## Directions for this task
Go through the records and set each one down exactly, skipping any picture.

## Interface dataset entries
────────────────────────────────────────

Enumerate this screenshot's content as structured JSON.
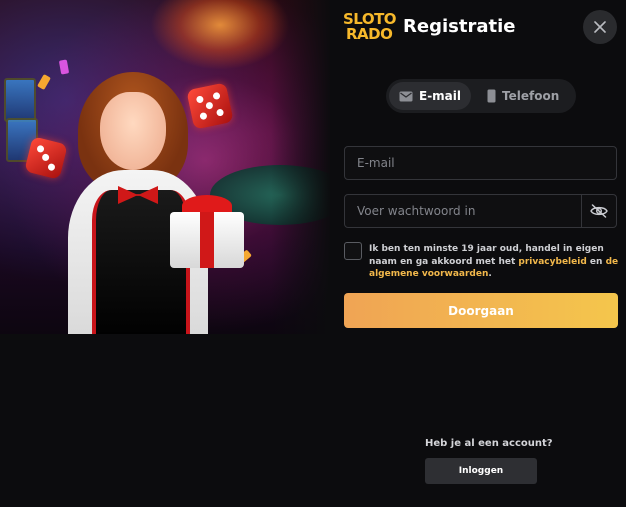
{
  "brand": {
    "logo_line1": "SLOTO",
    "logo_line2": "RADO",
    "logo_color": "#f7b92b"
  },
  "header": {
    "title": "Registratie",
    "close_icon": "close-icon"
  },
  "tabs": [
    {
      "label": "E-mail",
      "icon": "mail-icon",
      "active": true
    },
    {
      "label": "Telefoon",
      "icon": "phone-icon",
      "active": false
    }
  ],
  "form": {
    "email_placeholder": "E-mail",
    "email_value": "",
    "password_placeholder": "Voer wachtwoord in",
    "password_value": "",
    "password_toggle_icon": "eye-off-icon",
    "terms_checked": false,
    "terms_prefix": "Ik ben ten minste 19 jaar oud, handel in eigen naam en ga akkoord met het ",
    "terms_link_privacy": "privacybeleid",
    "terms_middle": " en ",
    "terms_link_conditions": "de algemene voorwaarden",
    "terms_suffix": ".",
    "submit_label": "Doorgaan"
  },
  "footer": {
    "have_account_text": "Heb je al een account?",
    "login_label": "Inloggen"
  },
  "colors": {
    "background": "#0c0c0e",
    "accent_start": "#f0a454",
    "accent_end": "#f4c64c",
    "link": "#f2b84b"
  }
}
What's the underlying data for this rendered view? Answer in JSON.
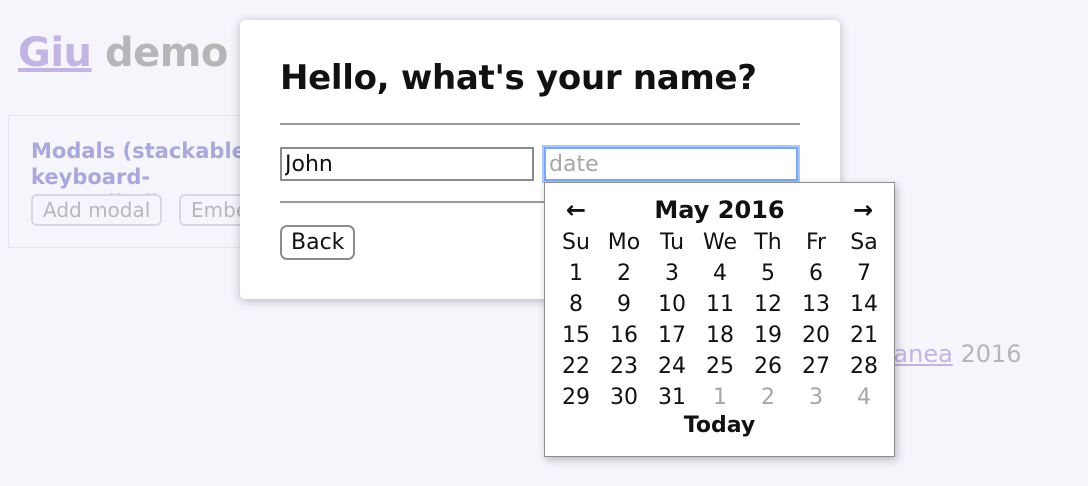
{
  "background": {
    "title_link": "Giu",
    "title_rest": " demo",
    "section_title": "Modals (stackable, keyboard-controlled)",
    "buttons": [
      "Add modal",
      "Embe"
    ],
    "footer_link": "Panea",
    "footer_year": "2016"
  },
  "modal": {
    "title": "Hello, what's your name?",
    "name_value": "John",
    "date_placeholder": "date",
    "back_label": "Back"
  },
  "calendar": {
    "prev_icon": "←",
    "next_icon": "→",
    "month_label": "May 2016",
    "weekdays": [
      "Su",
      "Mo",
      "Tu",
      "We",
      "Th",
      "Fr",
      "Sa"
    ],
    "weeks": [
      [
        "1",
        "2",
        "3",
        "4",
        "5",
        "6",
        "7"
      ],
      [
        "8",
        "9",
        "10",
        "11",
        "12",
        "13",
        "14"
      ],
      [
        "15",
        "16",
        "17",
        "18",
        "19",
        "20",
        "21"
      ],
      [
        "22",
        "23",
        "24",
        "25",
        "26",
        "27",
        "28"
      ],
      [
        "29",
        "30",
        "31",
        "1",
        "2",
        "3",
        "4"
      ]
    ],
    "other_month_from_last_week_index": 3,
    "today_label": "Today"
  }
}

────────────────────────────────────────

## Exercise solution
Enumerate this screenshot's content as structured JSON.
{
  "brand": {
    "logo_line1": "SLOTO",
    "logo_line2": "RADO",
    "logo_color": "#f7b92b"
  },
  "header": {
    "title": "Registratie",
    "close_icon": "close-icon"
  },
  "tabs": [
    {
      "label": "E-mail",
      "icon": "mail-icon",
      "active": true
    },
    {
      "label": "Telefoon",
      "icon": "phone-icon",
      "active": false
    }
  ],
  "form": {
    "email_placeholder": "E-mail",
    "email_value": "",
    "password_placeholder": "Voer wachtwoord in",
    "password_value": "",
    "password_toggle_icon": "eye-off-icon",
    "terms_checked": false,
    "terms_prefix": "Ik ben ten minste 19 jaar oud, handel in eigen naam en ga akkoord met het ",
    "terms_link_privacy": "privacybeleid",
    "terms_middle": " en ",
    "terms_link_conditions": "de algemene voorwaarden",
    "terms_suffix": ".",
    "submit_label": "Doorgaan"
  },
  "footer": {
    "have_account_text": "Heb je al een account?",
    "login_label": "Inloggen"
  },
  "colors": {
    "background": "#0c0c0e",
    "accent_start": "#f0a454",
    "accent_end": "#f4c64c",
    "link": "#f2b84b"
  }
}
What's the underlying data for this rendered view? Answer in JSON.
{
  "background": {
    "title_link": "Giu",
    "title_rest": " demo",
    "section_title": "Modals (stackable, keyboard-controlled)",
    "buttons": [
      "Add modal",
      "Embe"
    ],
    "footer_link": "Panea",
    "footer_year": "2016"
  },
  "modal": {
    "title": "Hello, what's your name?",
    "name_value": "John",
    "date_placeholder": "date",
    "back_label": "Back"
  },
  "calendar": {
    "prev_icon": "←",
    "next_icon": "→",
    "month_label": "May 2016",
    "weekdays": [
      "Su",
      "Mo",
      "Tu",
      "We",
      "Th",
      "Fr",
      "Sa"
    ],
    "weeks": [
      [
        "1",
        "2",
        "3",
        "4",
        "5",
        "6",
        "7"
      ],
      [
        "8",
        "9",
        "10",
        "11",
        "12",
        "13",
        "14"
      ],
      [
        "15",
        "16",
        "17",
        "18",
        "19",
        "20",
        "21"
      ],
      [
        "22",
        "23",
        "24",
        "25",
        "26",
        "27",
        "28"
      ],
      [
        "29",
        "30",
        "31",
        "1",
        "2",
        "3",
        "4"
      ]
    ],
    "other_month_from_last_week_index": 3,
    "today_label": "Today"
  }
}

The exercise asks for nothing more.